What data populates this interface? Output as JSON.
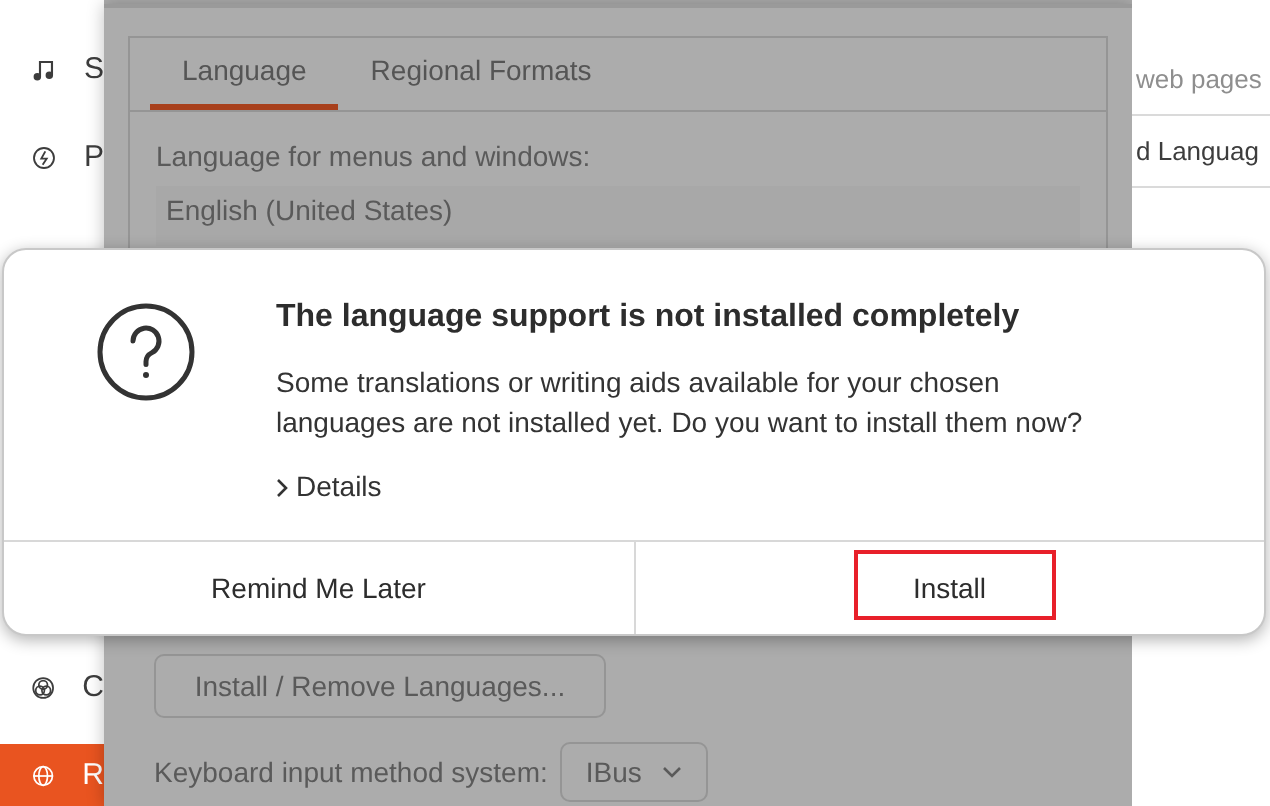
{
  "sidebar": {
    "items": [
      {
        "label": "S",
        "selected": false
      },
      {
        "label": "P",
        "selected": false
      },
      {
        "label": "C",
        "selected": false
      },
      {
        "label": "R",
        "selected": true
      }
    ]
  },
  "language_dialog": {
    "tabs": [
      {
        "label": "Language",
        "selected": true
      },
      {
        "label": "Regional Formats",
        "selected": false
      }
    ],
    "list_label": "Language for menus and windows:",
    "languages": [
      "English (United States)"
    ],
    "install_remove_button": "Install / Remove Languages...",
    "input_method_label": "Keyboard input method system:",
    "input_method_value": "IBus"
  },
  "settings_panel": {
    "rows": [
      {
        "text": "web pages",
        "kind": "hint"
      },
      {
        "text": "d Languag",
        "kind": "item"
      }
    ]
  },
  "alert": {
    "title": "The language support is not installed completely",
    "message": "Some translations or writing aids available for your chosen languages are not installed yet. Do you want to install them now?",
    "details": "Details",
    "buttons": [
      {
        "label": "Remind Me Later",
        "highlighted": false
      },
      {
        "label": "Install",
        "highlighted": true
      }
    ]
  }
}
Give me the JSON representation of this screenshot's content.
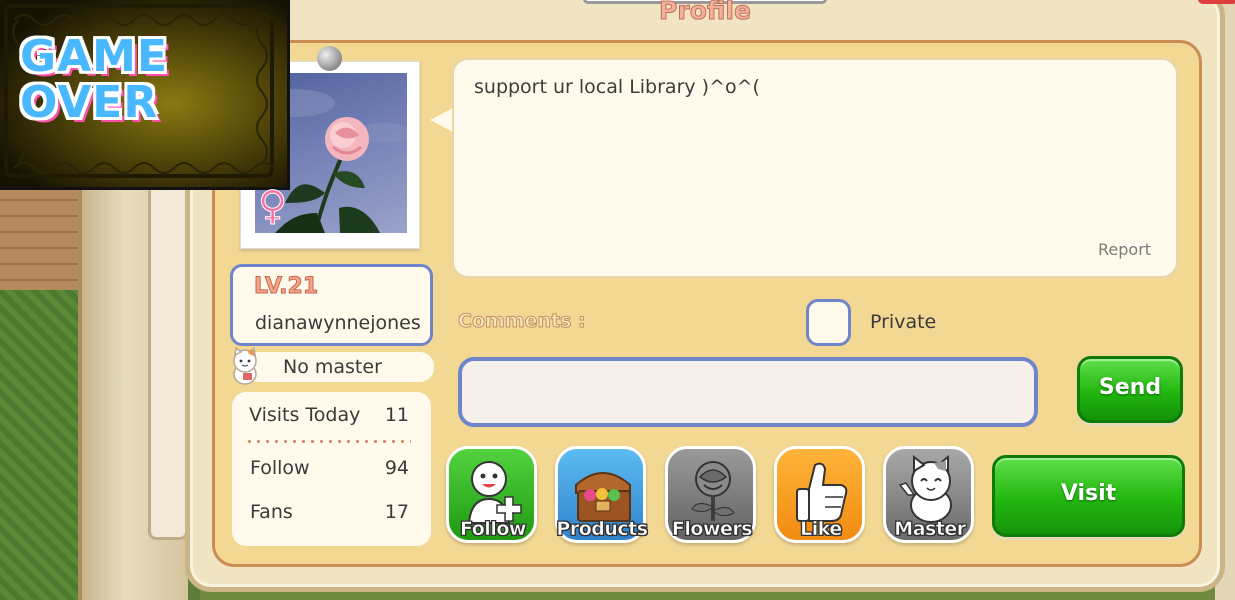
{
  "game_over": {
    "line1": "GAME",
    "line2": "OVER"
  },
  "profile": {
    "title": "Profile",
    "status_message": "support ur local Library )^o^(",
    "report_label": "Report",
    "level": "LV.21",
    "username": "dianawynnejones",
    "master_status": "No master",
    "stats": [
      {
        "label": "Visits Today",
        "value": "11"
      },
      {
        "label": "Follow",
        "value": "94"
      },
      {
        "label": "Fans",
        "value": "17"
      }
    ]
  },
  "comments": {
    "label": "Comments :",
    "private_label": "Private",
    "private_checked": false,
    "input_value": "",
    "send_label": "Send"
  },
  "actions": [
    {
      "label": "Follow",
      "icon": "follow-icon"
    },
    {
      "label": "Products",
      "icon": "products-icon"
    },
    {
      "label": "Flowers",
      "icon": "flowers-icon"
    },
    {
      "label": "Like",
      "icon": "like-icon"
    },
    {
      "label": "Master",
      "icon": "master-icon"
    }
  ],
  "visit_label": "Visit",
  "colors": {
    "panel_bg": "#f0e4c2",
    "inner_bg": "#f3d894",
    "accent_blue": "#7085c9",
    "button_green": "#22b60f"
  }
}
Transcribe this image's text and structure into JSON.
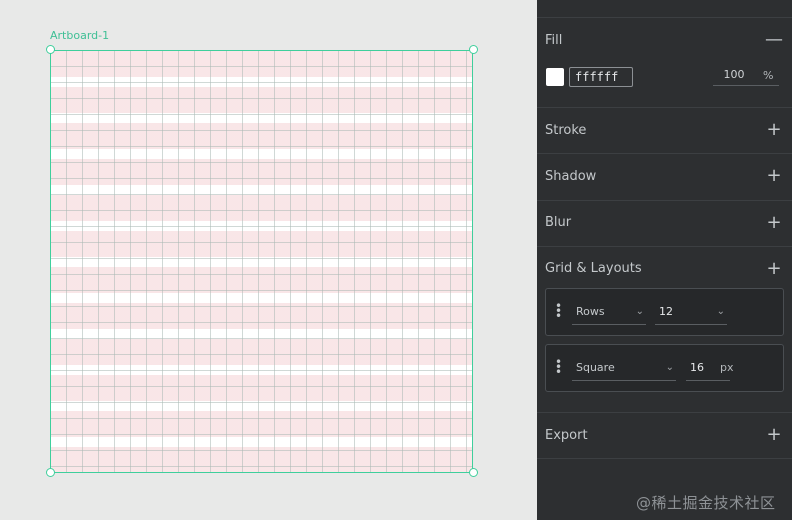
{
  "canvas": {
    "artboard_title": "Artboard-1"
  },
  "inspector": {
    "fill": {
      "label": "Fill",
      "toggle": "—",
      "color_hex": "ffffff",
      "opacity": "100",
      "opacity_unit": "%"
    },
    "stroke": {
      "label": "Stroke",
      "toggle": "+"
    },
    "shadow": {
      "label": "Shadow",
      "toggle": "+"
    },
    "blur": {
      "label": "Blur",
      "toggle": "+"
    },
    "grid_layouts": {
      "label": "Grid & Layouts",
      "toggle": "+",
      "items": [
        {
          "type": "Rows",
          "value": "12",
          "unit": ""
        },
        {
          "type": "Square",
          "value": "16",
          "unit": "px"
        }
      ]
    },
    "export": {
      "label": "Export",
      "toggle": "+"
    }
  },
  "watermark": "@稀土掘金技术社区",
  "colors": {
    "accent": "#3fcf9c",
    "panel_bg": "#2d2f31",
    "canvas_bg": "#e8e9e8",
    "grid_row_fill": "#f4d2d4"
  }
}
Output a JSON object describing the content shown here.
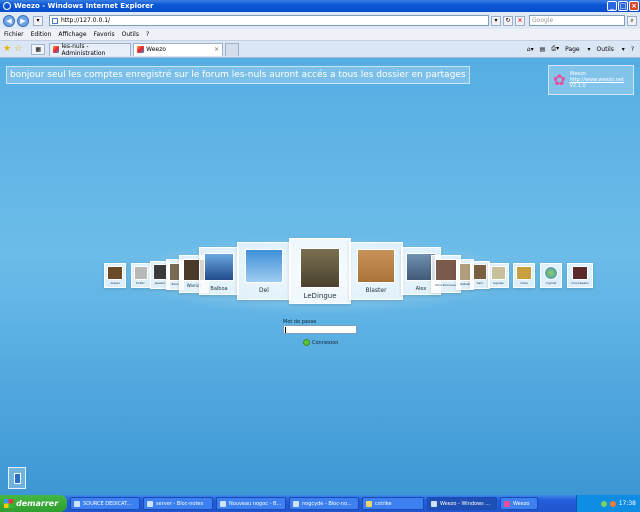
{
  "window": {
    "title": "Weezo - Windows Internet Explorer"
  },
  "address": {
    "url": "http://127.0.0.1/",
    "search_placeholder": "Google"
  },
  "menu": [
    "Fichier",
    "Edition",
    "Affichage",
    "Favoris",
    "Outils",
    "?"
  ],
  "tabs": [
    {
      "label": "les-nuls - Administration"
    },
    {
      "label": "Weezo"
    }
  ],
  "toolbar": {
    "page": "Page",
    "tools": "Outils"
  },
  "content": {
    "banner": "bonjour seul les comptes enregistré sur le forum les-nuls auront accés a tous les dossier en partages",
    "logo": {
      "name": "Weezo",
      "url": "http://www.weezo.net",
      "version": "V2.1.0"
    },
    "users": [
      {
        "name": "wissel",
        "color": "#6b4a2a"
      },
      {
        "name": "Public",
        "color": "#b8b8b8"
      },
      {
        "name": "Jessam",
        "color": "#3a3a3a"
      },
      {
        "name": "Zeus",
        "color": "#7a6a55"
      },
      {
        "name": "Warrior",
        "color": "#4a3a2a"
      },
      {
        "name": "Balboa",
        "color": "#224a8a"
      },
      {
        "name": "Del",
        "color": "#3f8fd8"
      },
      {
        "name": "LeDingue",
        "color": "#4a4230"
      },
      {
        "name": "Blaster",
        "color": "#a8743a"
      },
      {
        "name": "Alex",
        "color": "#405a78"
      },
      {
        "name": "Chucktonneau",
        "color": "#7a5a4a"
      },
      {
        "name": "KaKaZ",
        "color": "#b0a080"
      },
      {
        "name": "Sam",
        "color": "#7a6040"
      },
      {
        "name": "legolas",
        "color": "#c8c098"
      },
      {
        "name": "mike",
        "color": "#c8a040"
      },
      {
        "name": "mymet",
        "color": "#3a8ad0"
      },
      {
        "name": "moonbeans",
        "color": "#5a2a2a"
      }
    ],
    "login": {
      "label": "Mot de passe",
      "button": "Connexion"
    }
  },
  "taskbar": {
    "start": "demarrer",
    "tasks": [
      "SOURCE DEDICAT...",
      "server - Bloc-notes",
      "Nouveau nogoc - B...",
      "nogcyde - Bloc-no...",
      "cstrike",
      "Weezo - Windows ...",
      "Weezo"
    ],
    "clock": "17:38"
  }
}
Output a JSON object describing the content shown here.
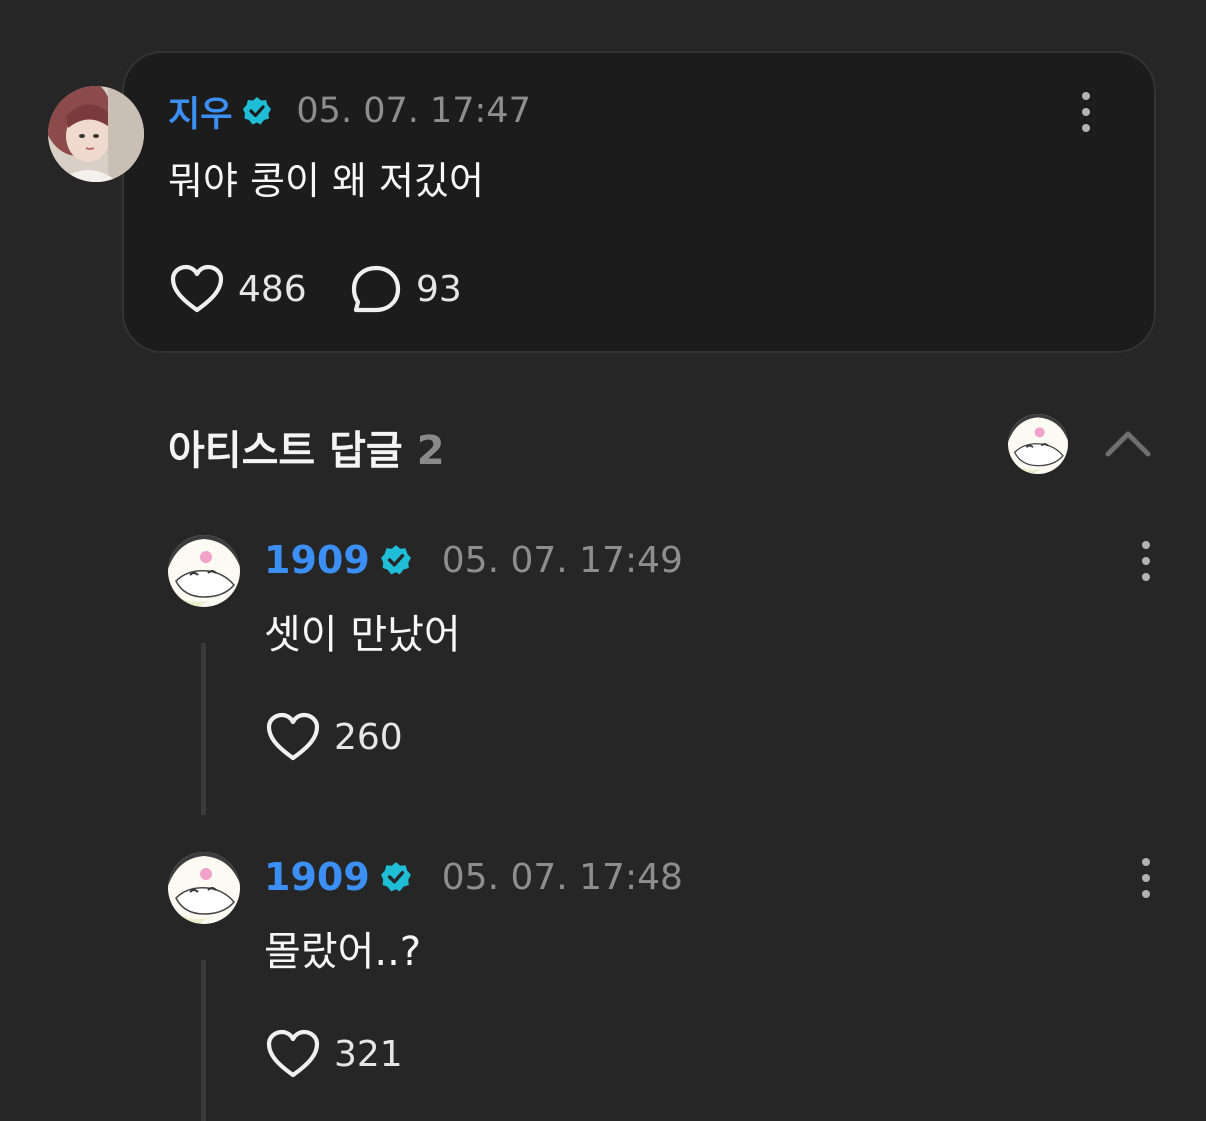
{
  "post": {
    "author": "지우",
    "timestamp": "05. 07. 17:47",
    "text": "뭐야 콩이 왜 저깄어",
    "likes": "486",
    "comments": "93"
  },
  "replies_section": {
    "title": "아티스트 답글",
    "count": "2"
  },
  "replies": [
    {
      "author": "1909",
      "timestamp": "05. 07. 17:49",
      "text": "셋이 만났어",
      "likes": "260"
    },
    {
      "author": "1909",
      "timestamp": "05. 07. 17:48",
      "text": "몰랐어..?",
      "likes": "321"
    }
  ],
  "colors": {
    "background": "#262626",
    "card": "#1c1c1c",
    "name_accent": "#3b8ff5",
    "verified_badge": "#1fbdd6",
    "timestamp": "#8e8e8e"
  },
  "icons": {
    "verified": "verified-badge-icon",
    "like": "heart-icon",
    "comment": "comment-bubble-icon",
    "more": "more-vertical-icon",
    "collapse": "chevron-up-icon"
  }
}
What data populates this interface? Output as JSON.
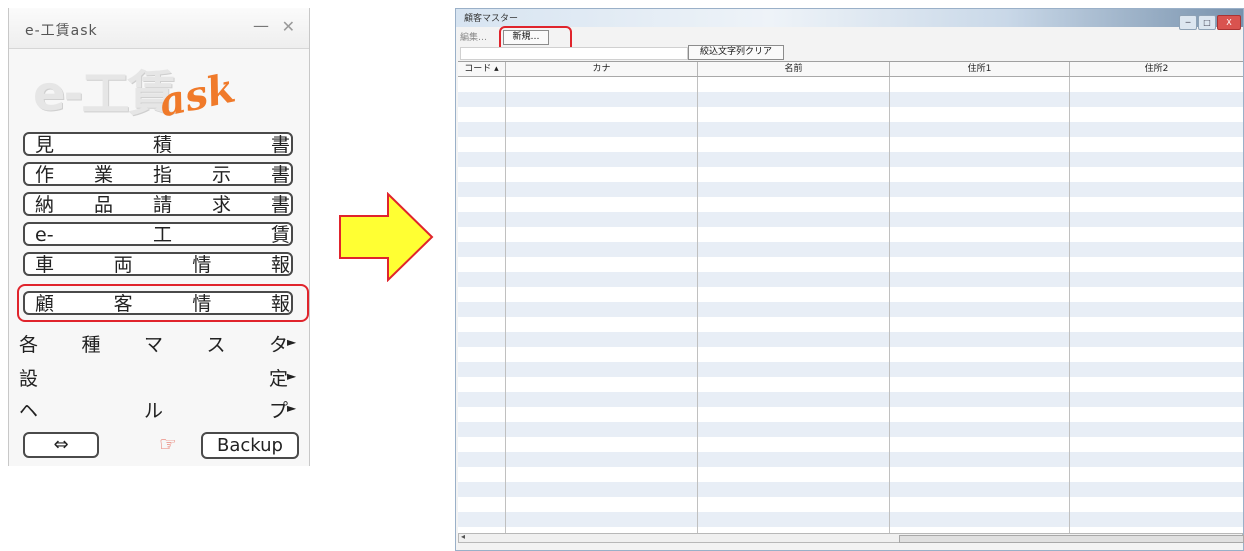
{
  "launcher": {
    "title": "e-工賃ask",
    "minimize": "—",
    "close": "✕",
    "logo_main": "e-工賃",
    "logo_ask": "ask",
    "buttons": [
      {
        "chars": [
          "見",
          "積",
          "書"
        ]
      },
      {
        "chars": [
          "作",
          "業",
          "指",
          "示",
          "書"
        ]
      },
      {
        "chars": [
          "納",
          "品",
          "請",
          "求",
          "書"
        ]
      },
      {
        "chars": [
          "e-",
          "工",
          "賃"
        ]
      },
      {
        "chars": [
          "車",
          "両",
          "情",
          "報"
        ]
      },
      {
        "chars": [
          "顧",
          "客",
          "情",
          "報"
        ]
      }
    ],
    "menus": [
      {
        "chars": [
          "各",
          "種",
          "マ",
          "ス",
          "タ"
        ],
        "arrow": "►"
      },
      {
        "chars": [
          "設",
          "定"
        ],
        "arrow": "►"
      },
      {
        "chars": [
          "ヘ",
          "ル",
          "プ"
        ],
        "arrow": "►"
      }
    ],
    "swap_label": "⇔",
    "hand_icon": "☞",
    "backup_label": "Backup"
  },
  "window": {
    "title": "顧客マスター",
    "toolbar": {
      "edit_label": "編集…",
      "new_label": "新規…",
      "clear_filter_label": "絞込文字列クリア"
    },
    "columns": [
      "コード ▴",
      "カナ",
      "名前",
      "住所1",
      "住所2"
    ],
    "row_count": 30,
    "scroll_left": "◂",
    "controls": {
      "min": "─",
      "max": "□",
      "close": "X"
    }
  },
  "colors": {
    "highlight": "#e0242c",
    "arrow_fill": "#ffff33",
    "arrow_stroke": "#e0242c",
    "row_stripe": "#e8eef6",
    "logo_ask": "#f07a2a"
  }
}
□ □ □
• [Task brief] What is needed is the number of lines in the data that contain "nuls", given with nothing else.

• [Exercise answer] 2